Exercise: Images don't belong in the copy. Output the rest of the data exactly.

■ ■ ■ ■ ■ ■ ■

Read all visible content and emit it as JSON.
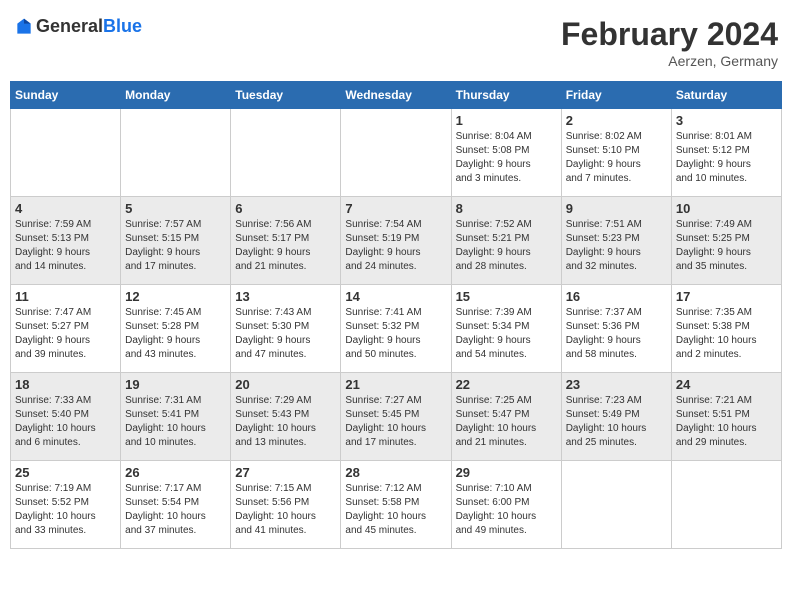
{
  "header": {
    "logo_general": "General",
    "logo_blue": "Blue",
    "month_year": "February 2024",
    "location": "Aerzen, Germany"
  },
  "weekdays": [
    "Sunday",
    "Monday",
    "Tuesday",
    "Wednesday",
    "Thursday",
    "Friday",
    "Saturday"
  ],
  "rows": [
    {
      "style": "white",
      "cells": [
        {
          "day": "",
          "info": ""
        },
        {
          "day": "",
          "info": ""
        },
        {
          "day": "",
          "info": ""
        },
        {
          "day": "",
          "info": ""
        },
        {
          "day": "1",
          "info": "Sunrise: 8:04 AM\nSunset: 5:08 PM\nDaylight: 9 hours\nand 3 minutes."
        },
        {
          "day": "2",
          "info": "Sunrise: 8:02 AM\nSunset: 5:10 PM\nDaylight: 9 hours\nand 7 minutes."
        },
        {
          "day": "3",
          "info": "Sunrise: 8:01 AM\nSunset: 5:12 PM\nDaylight: 9 hours\nand 10 minutes."
        }
      ]
    },
    {
      "style": "gray",
      "cells": [
        {
          "day": "4",
          "info": "Sunrise: 7:59 AM\nSunset: 5:13 PM\nDaylight: 9 hours\nand 14 minutes."
        },
        {
          "day": "5",
          "info": "Sunrise: 7:57 AM\nSunset: 5:15 PM\nDaylight: 9 hours\nand 17 minutes."
        },
        {
          "day": "6",
          "info": "Sunrise: 7:56 AM\nSunset: 5:17 PM\nDaylight: 9 hours\nand 21 minutes."
        },
        {
          "day": "7",
          "info": "Sunrise: 7:54 AM\nSunset: 5:19 PM\nDaylight: 9 hours\nand 24 minutes."
        },
        {
          "day": "8",
          "info": "Sunrise: 7:52 AM\nSunset: 5:21 PM\nDaylight: 9 hours\nand 28 minutes."
        },
        {
          "day": "9",
          "info": "Sunrise: 7:51 AM\nSunset: 5:23 PM\nDaylight: 9 hours\nand 32 minutes."
        },
        {
          "day": "10",
          "info": "Sunrise: 7:49 AM\nSunset: 5:25 PM\nDaylight: 9 hours\nand 35 minutes."
        }
      ]
    },
    {
      "style": "white",
      "cells": [
        {
          "day": "11",
          "info": "Sunrise: 7:47 AM\nSunset: 5:27 PM\nDaylight: 9 hours\nand 39 minutes."
        },
        {
          "day": "12",
          "info": "Sunrise: 7:45 AM\nSunset: 5:28 PM\nDaylight: 9 hours\nand 43 minutes."
        },
        {
          "day": "13",
          "info": "Sunrise: 7:43 AM\nSunset: 5:30 PM\nDaylight: 9 hours\nand 47 minutes."
        },
        {
          "day": "14",
          "info": "Sunrise: 7:41 AM\nSunset: 5:32 PM\nDaylight: 9 hours\nand 50 minutes."
        },
        {
          "day": "15",
          "info": "Sunrise: 7:39 AM\nSunset: 5:34 PM\nDaylight: 9 hours\nand 54 minutes."
        },
        {
          "day": "16",
          "info": "Sunrise: 7:37 AM\nSunset: 5:36 PM\nDaylight: 9 hours\nand 58 minutes."
        },
        {
          "day": "17",
          "info": "Sunrise: 7:35 AM\nSunset: 5:38 PM\nDaylight: 10 hours\nand 2 minutes."
        }
      ]
    },
    {
      "style": "gray",
      "cells": [
        {
          "day": "18",
          "info": "Sunrise: 7:33 AM\nSunset: 5:40 PM\nDaylight: 10 hours\nand 6 minutes."
        },
        {
          "day": "19",
          "info": "Sunrise: 7:31 AM\nSunset: 5:41 PM\nDaylight: 10 hours\nand 10 minutes."
        },
        {
          "day": "20",
          "info": "Sunrise: 7:29 AM\nSunset: 5:43 PM\nDaylight: 10 hours\nand 13 minutes."
        },
        {
          "day": "21",
          "info": "Sunrise: 7:27 AM\nSunset: 5:45 PM\nDaylight: 10 hours\nand 17 minutes."
        },
        {
          "day": "22",
          "info": "Sunrise: 7:25 AM\nSunset: 5:47 PM\nDaylight: 10 hours\nand 21 minutes."
        },
        {
          "day": "23",
          "info": "Sunrise: 7:23 AM\nSunset: 5:49 PM\nDaylight: 10 hours\nand 25 minutes."
        },
        {
          "day": "24",
          "info": "Sunrise: 7:21 AM\nSunset: 5:51 PM\nDaylight: 10 hours\nand 29 minutes."
        }
      ]
    },
    {
      "style": "white",
      "cells": [
        {
          "day": "25",
          "info": "Sunrise: 7:19 AM\nSunset: 5:52 PM\nDaylight: 10 hours\nand 33 minutes."
        },
        {
          "day": "26",
          "info": "Sunrise: 7:17 AM\nSunset: 5:54 PM\nDaylight: 10 hours\nand 37 minutes."
        },
        {
          "day": "27",
          "info": "Sunrise: 7:15 AM\nSunset: 5:56 PM\nDaylight: 10 hours\nand 41 minutes."
        },
        {
          "day": "28",
          "info": "Sunrise: 7:12 AM\nSunset: 5:58 PM\nDaylight: 10 hours\nand 45 minutes."
        },
        {
          "day": "29",
          "info": "Sunrise: 7:10 AM\nSunset: 6:00 PM\nDaylight: 10 hours\nand 49 minutes."
        },
        {
          "day": "",
          "info": ""
        },
        {
          "day": "",
          "info": ""
        }
      ]
    }
  ]
}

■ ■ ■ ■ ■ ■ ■

Task result:
Read all visible content and emit it as JSON.
{
  "header": {
    "logo_general": "General",
    "logo_blue": "Blue",
    "month_year": "February 2024",
    "location": "Aerzen, Germany"
  },
  "weekdays": [
    "Sunday",
    "Monday",
    "Tuesday",
    "Wednesday",
    "Thursday",
    "Friday",
    "Saturday"
  ],
  "rows": [
    {
      "style": "white",
      "cells": [
        {
          "day": "",
          "info": ""
        },
        {
          "day": "",
          "info": ""
        },
        {
          "day": "",
          "info": ""
        },
        {
          "day": "",
          "info": ""
        },
        {
          "day": "1",
          "info": "Sunrise: 8:04 AM\nSunset: 5:08 PM\nDaylight: 9 hours\nand 3 minutes."
        },
        {
          "day": "2",
          "info": "Sunrise: 8:02 AM\nSunset: 5:10 PM\nDaylight: 9 hours\nand 7 minutes."
        },
        {
          "day": "3",
          "info": "Sunrise: 8:01 AM\nSunset: 5:12 PM\nDaylight: 9 hours\nand 10 minutes."
        }
      ]
    },
    {
      "style": "gray",
      "cells": [
        {
          "day": "4",
          "info": "Sunrise: 7:59 AM\nSunset: 5:13 PM\nDaylight: 9 hours\nand 14 minutes."
        },
        {
          "day": "5",
          "info": "Sunrise: 7:57 AM\nSunset: 5:15 PM\nDaylight: 9 hours\nand 17 minutes."
        },
        {
          "day": "6",
          "info": "Sunrise: 7:56 AM\nSunset: 5:17 PM\nDaylight: 9 hours\nand 21 minutes."
        },
        {
          "day": "7",
          "info": "Sunrise: 7:54 AM\nSunset: 5:19 PM\nDaylight: 9 hours\nand 24 minutes."
        },
        {
          "day": "8",
          "info": "Sunrise: 7:52 AM\nSunset: 5:21 PM\nDaylight: 9 hours\nand 28 minutes."
        },
        {
          "day": "9",
          "info": "Sunrise: 7:51 AM\nSunset: 5:23 PM\nDaylight: 9 hours\nand 32 minutes."
        },
        {
          "day": "10",
          "info": "Sunrise: 7:49 AM\nSunset: 5:25 PM\nDaylight: 9 hours\nand 35 minutes."
        }
      ]
    },
    {
      "style": "white",
      "cells": [
        {
          "day": "11",
          "info": "Sunrise: 7:47 AM\nSunset: 5:27 PM\nDaylight: 9 hours\nand 39 minutes."
        },
        {
          "day": "12",
          "info": "Sunrise: 7:45 AM\nSunset: 5:28 PM\nDaylight: 9 hours\nand 43 minutes."
        },
        {
          "day": "13",
          "info": "Sunrise: 7:43 AM\nSunset: 5:30 PM\nDaylight: 9 hours\nand 47 minutes."
        },
        {
          "day": "14",
          "info": "Sunrise: 7:41 AM\nSunset: 5:32 PM\nDaylight: 9 hours\nand 50 minutes."
        },
        {
          "day": "15",
          "info": "Sunrise: 7:39 AM\nSunset: 5:34 PM\nDaylight: 9 hours\nand 54 minutes."
        },
        {
          "day": "16",
          "info": "Sunrise: 7:37 AM\nSunset: 5:36 PM\nDaylight: 9 hours\nand 58 minutes."
        },
        {
          "day": "17",
          "info": "Sunrise: 7:35 AM\nSunset: 5:38 PM\nDaylight: 10 hours\nand 2 minutes."
        }
      ]
    },
    {
      "style": "gray",
      "cells": [
        {
          "day": "18",
          "info": "Sunrise: 7:33 AM\nSunset: 5:40 PM\nDaylight: 10 hours\nand 6 minutes."
        },
        {
          "day": "19",
          "info": "Sunrise: 7:31 AM\nSunset: 5:41 PM\nDaylight: 10 hours\nand 10 minutes."
        },
        {
          "day": "20",
          "info": "Sunrise: 7:29 AM\nSunset: 5:43 PM\nDaylight: 10 hours\nand 13 minutes."
        },
        {
          "day": "21",
          "info": "Sunrise: 7:27 AM\nSunset: 5:45 PM\nDaylight: 10 hours\nand 17 minutes."
        },
        {
          "day": "22",
          "info": "Sunrise: 7:25 AM\nSunset: 5:47 PM\nDaylight: 10 hours\nand 21 minutes."
        },
        {
          "day": "23",
          "info": "Sunrise: 7:23 AM\nSunset: 5:49 PM\nDaylight: 10 hours\nand 25 minutes."
        },
        {
          "day": "24",
          "info": "Sunrise: 7:21 AM\nSunset: 5:51 PM\nDaylight: 10 hours\nand 29 minutes."
        }
      ]
    },
    {
      "style": "white",
      "cells": [
        {
          "day": "25",
          "info": "Sunrise: 7:19 AM\nSunset: 5:52 PM\nDaylight: 10 hours\nand 33 minutes."
        },
        {
          "day": "26",
          "info": "Sunrise: 7:17 AM\nSunset: 5:54 PM\nDaylight: 10 hours\nand 37 minutes."
        },
        {
          "day": "27",
          "info": "Sunrise: 7:15 AM\nSunset: 5:56 PM\nDaylight: 10 hours\nand 41 minutes."
        },
        {
          "day": "28",
          "info": "Sunrise: 7:12 AM\nSunset: 5:58 PM\nDaylight: 10 hours\nand 45 minutes."
        },
        {
          "day": "29",
          "info": "Sunrise: 7:10 AM\nSunset: 6:00 PM\nDaylight: 10 hours\nand 49 minutes."
        },
        {
          "day": "",
          "info": ""
        },
        {
          "day": "",
          "info": ""
        }
      ]
    }
  ]
}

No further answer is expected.